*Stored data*

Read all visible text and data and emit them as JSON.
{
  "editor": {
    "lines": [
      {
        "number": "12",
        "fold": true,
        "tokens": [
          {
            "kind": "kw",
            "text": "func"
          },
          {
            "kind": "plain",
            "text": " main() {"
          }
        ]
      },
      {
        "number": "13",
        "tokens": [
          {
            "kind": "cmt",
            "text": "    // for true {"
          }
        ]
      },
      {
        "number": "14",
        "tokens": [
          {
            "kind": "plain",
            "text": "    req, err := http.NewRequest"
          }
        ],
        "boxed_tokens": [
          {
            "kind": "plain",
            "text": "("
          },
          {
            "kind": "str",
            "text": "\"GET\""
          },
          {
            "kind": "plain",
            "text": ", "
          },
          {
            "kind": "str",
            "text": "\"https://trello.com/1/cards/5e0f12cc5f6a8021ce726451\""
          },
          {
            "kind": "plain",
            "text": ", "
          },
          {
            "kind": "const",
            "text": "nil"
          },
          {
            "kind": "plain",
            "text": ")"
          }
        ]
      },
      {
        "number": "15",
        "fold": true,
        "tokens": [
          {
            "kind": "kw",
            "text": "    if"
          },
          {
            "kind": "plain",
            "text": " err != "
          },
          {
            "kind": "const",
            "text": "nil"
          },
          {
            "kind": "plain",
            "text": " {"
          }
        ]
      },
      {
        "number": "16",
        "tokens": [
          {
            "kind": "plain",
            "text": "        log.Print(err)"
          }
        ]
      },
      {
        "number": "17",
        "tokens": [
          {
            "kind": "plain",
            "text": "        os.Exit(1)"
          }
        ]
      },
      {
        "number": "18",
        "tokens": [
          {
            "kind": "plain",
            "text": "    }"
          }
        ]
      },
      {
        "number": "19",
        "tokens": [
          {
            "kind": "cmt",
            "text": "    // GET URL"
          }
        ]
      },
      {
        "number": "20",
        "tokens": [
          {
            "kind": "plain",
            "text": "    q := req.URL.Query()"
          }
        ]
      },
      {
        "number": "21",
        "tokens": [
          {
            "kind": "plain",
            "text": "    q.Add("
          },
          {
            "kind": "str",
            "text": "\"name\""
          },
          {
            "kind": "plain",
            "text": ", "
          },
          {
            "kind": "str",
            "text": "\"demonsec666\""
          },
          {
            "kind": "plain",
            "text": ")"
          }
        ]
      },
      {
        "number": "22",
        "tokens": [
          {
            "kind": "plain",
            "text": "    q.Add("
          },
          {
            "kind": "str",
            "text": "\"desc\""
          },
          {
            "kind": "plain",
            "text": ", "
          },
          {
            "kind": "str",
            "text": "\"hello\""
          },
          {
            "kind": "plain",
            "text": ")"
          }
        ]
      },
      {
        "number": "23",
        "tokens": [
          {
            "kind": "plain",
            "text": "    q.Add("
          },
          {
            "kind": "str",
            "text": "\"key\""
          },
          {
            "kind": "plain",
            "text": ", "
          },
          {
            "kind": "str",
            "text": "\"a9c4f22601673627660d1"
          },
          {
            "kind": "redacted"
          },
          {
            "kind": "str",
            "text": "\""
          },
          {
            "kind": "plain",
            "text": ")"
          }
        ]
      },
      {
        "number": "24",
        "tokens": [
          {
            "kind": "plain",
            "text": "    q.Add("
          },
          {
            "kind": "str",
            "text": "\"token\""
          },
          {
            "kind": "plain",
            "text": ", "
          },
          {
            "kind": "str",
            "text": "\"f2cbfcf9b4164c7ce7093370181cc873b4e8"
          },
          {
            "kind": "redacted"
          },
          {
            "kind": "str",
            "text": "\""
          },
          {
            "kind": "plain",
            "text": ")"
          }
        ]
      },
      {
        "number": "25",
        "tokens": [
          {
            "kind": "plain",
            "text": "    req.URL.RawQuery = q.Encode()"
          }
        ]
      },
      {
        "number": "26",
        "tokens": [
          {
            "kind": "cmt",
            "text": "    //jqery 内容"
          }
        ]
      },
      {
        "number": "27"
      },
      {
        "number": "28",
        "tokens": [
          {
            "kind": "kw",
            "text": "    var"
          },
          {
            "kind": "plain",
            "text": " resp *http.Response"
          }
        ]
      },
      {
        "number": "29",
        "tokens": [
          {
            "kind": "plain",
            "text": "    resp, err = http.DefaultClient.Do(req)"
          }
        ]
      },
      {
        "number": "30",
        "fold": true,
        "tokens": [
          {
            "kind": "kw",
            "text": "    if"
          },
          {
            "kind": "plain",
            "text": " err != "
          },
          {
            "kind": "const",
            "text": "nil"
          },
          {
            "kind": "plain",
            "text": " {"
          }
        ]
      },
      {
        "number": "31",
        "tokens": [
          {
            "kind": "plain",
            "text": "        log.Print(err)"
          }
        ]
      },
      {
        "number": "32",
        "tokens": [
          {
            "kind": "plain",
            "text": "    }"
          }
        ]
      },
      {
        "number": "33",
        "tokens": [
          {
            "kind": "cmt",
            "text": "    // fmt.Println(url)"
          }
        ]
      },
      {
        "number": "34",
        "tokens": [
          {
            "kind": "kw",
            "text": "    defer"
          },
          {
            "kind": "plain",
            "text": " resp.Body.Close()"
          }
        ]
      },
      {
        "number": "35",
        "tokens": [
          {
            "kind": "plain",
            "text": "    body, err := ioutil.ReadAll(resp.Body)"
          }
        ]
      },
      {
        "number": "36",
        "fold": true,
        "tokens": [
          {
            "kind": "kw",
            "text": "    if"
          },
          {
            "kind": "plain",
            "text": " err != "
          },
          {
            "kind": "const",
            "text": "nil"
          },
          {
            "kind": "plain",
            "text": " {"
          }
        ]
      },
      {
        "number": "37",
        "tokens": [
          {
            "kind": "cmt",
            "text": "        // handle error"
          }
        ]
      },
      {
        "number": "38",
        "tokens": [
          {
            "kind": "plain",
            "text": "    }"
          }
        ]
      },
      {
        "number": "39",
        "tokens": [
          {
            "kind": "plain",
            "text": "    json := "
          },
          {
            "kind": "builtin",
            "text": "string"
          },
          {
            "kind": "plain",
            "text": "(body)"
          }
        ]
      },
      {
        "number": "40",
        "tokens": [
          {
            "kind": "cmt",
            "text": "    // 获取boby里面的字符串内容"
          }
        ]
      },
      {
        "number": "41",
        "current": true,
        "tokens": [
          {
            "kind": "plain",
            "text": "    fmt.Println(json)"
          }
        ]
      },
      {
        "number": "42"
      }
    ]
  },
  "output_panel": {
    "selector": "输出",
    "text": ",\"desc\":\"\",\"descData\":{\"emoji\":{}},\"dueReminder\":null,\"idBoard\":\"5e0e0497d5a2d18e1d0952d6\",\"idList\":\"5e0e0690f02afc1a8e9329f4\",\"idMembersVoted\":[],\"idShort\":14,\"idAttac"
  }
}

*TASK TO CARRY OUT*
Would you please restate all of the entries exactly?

*EXERCISE SOLUTION*
Read all visible text and data and emit them as JSON.
{
  "editor": {
    "lines": [
      {
        "number": "12",
        "fold": true,
        "tokens": [
          {
            "kind": "kw",
            "text": "func"
          },
          {
            "kind": "plain",
            "text": " main() {"
          }
        ]
      },
      {
        "number": "13",
        "tokens": [
          {
            "kind": "cmt",
            "text": "    // for true {"
          }
        ]
      },
      {
        "number": "14",
        "tokens": [
          {
            "kind": "plain",
            "text": "    req, err := http.NewRequest"
          }
        ],
        "boxed_tokens": [
          {
            "kind": "plain",
            "text": "("
          },
          {
            "kind": "str",
            "text": "\"GET\""
          },
          {
            "kind": "plain",
            "text": ", "
          },
          {
            "kind": "str",
            "text": "\"https://trello.com/1/cards/5e0f12cc5f6a8021ce726451\""
          },
          {
            "kind": "plain",
            "text": ", "
          },
          {
            "kind": "const",
            "text": "nil"
          },
          {
            "kind": "plain",
            "text": ")"
          }
        ]
      },
      {
        "number": "15",
        "fold": true,
        "tokens": [
          {
            "kind": "kw",
            "text": "    if"
          },
          {
            "kind": "plain",
            "text": " err != "
          },
          {
            "kind": "const",
            "text": "nil"
          },
          {
            "kind": "plain",
            "text": " {"
          }
        ]
      },
      {
        "number": "16",
        "tokens": [
          {
            "kind": "plain",
            "text": "        log.Print(err)"
          }
        ]
      },
      {
        "number": "17",
        "tokens": [
          {
            "kind": "plain",
            "text": "        os.Exit(1)"
          }
        ]
      },
      {
        "number": "18",
        "tokens": [
          {
            "kind": "plain",
            "text": "    }"
          }
        ]
      },
      {
        "number": "19",
        "tokens": [
          {
            "kind": "cmt",
            "text": "    // GET URL"
          }
        ]
      },
      {
        "number": "20",
        "tokens": [
          {
            "kind": "plain",
            "text": "    q := req.URL.Query()"
          }
        ]
      },
      {
        "number": "21",
        "tokens": [
          {
            "kind": "plain",
            "text": "    q.Add("
          },
          {
            "kind": "str",
            "text": "\"name\""
          },
          {
            "kind": "plain",
            "text": ", "
          },
          {
            "kind": "str",
            "text": "\"demonsec666\""
          },
          {
            "kind": "plain",
            "text": ")"
          }
        ]
      },
      {
        "number": "22",
        "tokens": [
          {
            "kind": "plain",
            "text": "    q.Add("
          },
          {
            "kind": "str",
            "text": "\"desc\""
          },
          {
            "kind": "plain",
            "text": ", "
          },
          {
            "kind": "str",
            "text": "\"hello\""
          },
          {
            "kind": "plain",
            "text": ")"
          }
        ]
      },
      {
        "number": "23",
        "tokens": [
          {
            "kind": "plain",
            "text": "    q.Add("
          },
          {
            "kind": "str",
            "text": "\"key\""
          },
          {
            "kind": "plain",
            "text": ", "
          },
          {
            "kind": "str",
            "text": "\"a9c4f22601673627660d1"
          },
          {
            "kind": "redacted"
          },
          {
            "kind": "str",
            "text": "\""
          },
          {
            "kind": "plain",
            "text": ")"
          }
        ]
      },
      {
        "number": "24",
        "tokens": [
          {
            "kind": "plain",
            "text": "    q.Add("
          },
          {
            "kind": "str",
            "text": "\"token\""
          },
          {
            "kind": "plain",
            "text": ", "
          },
          {
            "kind": "str",
            "text": "\"f2cbfcf9b4164c7ce7093370181cc873b4e8"
          },
          {
            "kind": "redacted"
          },
          {
            "kind": "str",
            "text": "\""
          },
          {
            "kind": "plain",
            "text": ")"
          }
        ]
      },
      {
        "number": "25",
        "tokens": [
          {
            "kind": "plain",
            "text": "    req.URL.RawQuery = q.Encode()"
          }
        ]
      },
      {
        "number": "26",
        "tokens": [
          {
            "kind": "cmt",
            "text": "    //jqery 内容"
          }
        ]
      },
      {
        "number": "27"
      },
      {
        "number": "28",
        "tokens": [
          {
            "kind": "kw",
            "text": "    var"
          },
          {
            "kind": "plain",
            "text": " resp *http.Response"
          }
        ]
      },
      {
        "number": "29",
        "tokens": [
          {
            "kind": "plain",
            "text": "    resp, err = http.DefaultClient.Do(req)"
          }
        ]
      },
      {
        "number": "30",
        "fold": true,
        "tokens": [
          {
            "kind": "kw",
            "text": "    if"
          },
          {
            "kind": "plain",
            "text": " err != "
          },
          {
            "kind": "const",
            "text": "nil"
          },
          {
            "kind": "plain",
            "text": " {"
          }
        ]
      },
      {
        "number": "31",
        "tokens": [
          {
            "kind": "plain",
            "text": "        log.Print(err)"
          }
        ]
      },
      {
        "number": "32",
        "tokens": [
          {
            "kind": "plain",
            "text": "    }"
          }
        ]
      },
      {
        "number": "33",
        "tokens": [
          {
            "kind": "cmt",
            "text": "    // fmt.Println(url)"
          }
        ]
      },
      {
        "number": "34",
        "tokens": [
          {
            "kind": "kw",
            "text": "    defer"
          },
          {
            "kind": "plain",
            "text": " resp.Body.Close()"
          }
        ]
      },
      {
        "number": "35",
        "tokens": [
          {
            "kind": "plain",
            "text": "    body, err := ioutil.ReadAll(resp.Body)"
          }
        ]
      },
      {
        "number": "36",
        "fold": true,
        "tokens": [
          {
            "kind": "kw",
            "text": "    if"
          },
          {
            "kind": "plain",
            "text": " err != "
          },
          {
            "kind": "const",
            "text": "nil"
          },
          {
            "kind": "plain",
            "text": " {"
          }
        ]
      },
      {
        "number": "37",
        "tokens": [
          {
            "kind": "cmt",
            "text": "        // handle error"
          }
        ]
      },
      {
        "number": "38",
        "tokens": [
          {
            "kind": "plain",
            "text": "    }"
          }
        ]
      },
      {
        "number": "39",
        "tokens": [
          {
            "kind": "plain",
            "text": "    json := "
          },
          {
            "kind": "builtin",
            "text": "string"
          },
          {
            "kind": "plain",
            "text": "(body)"
          }
        ]
      },
      {
        "number": "40",
        "tokens": [
          {
            "kind": "cmt",
            "text": "    // 获取boby里面的字符串内容"
          }
        ]
      },
      {
        "number": "41",
        "current": true,
        "tokens": [
          {
            "kind": "plain",
            "text": "    fmt.Println(json)"
          }
        ]
      },
      {
        "number": "42"
      }
    ]
  },
  "output_panel": {
    "selector": "输出",
    "text": ",\"desc\":\"\",\"descData\":{\"emoji\":{}},\"dueReminder\":null,\"idBoard\":\"5e0e0497d5a2d18e1d0952d6\",\"idList\":\"5e0e0690f02afc1a8e9329f4\",\"idMembersVoted\":[],\"idShort\":14,\"idAttac"
  }
}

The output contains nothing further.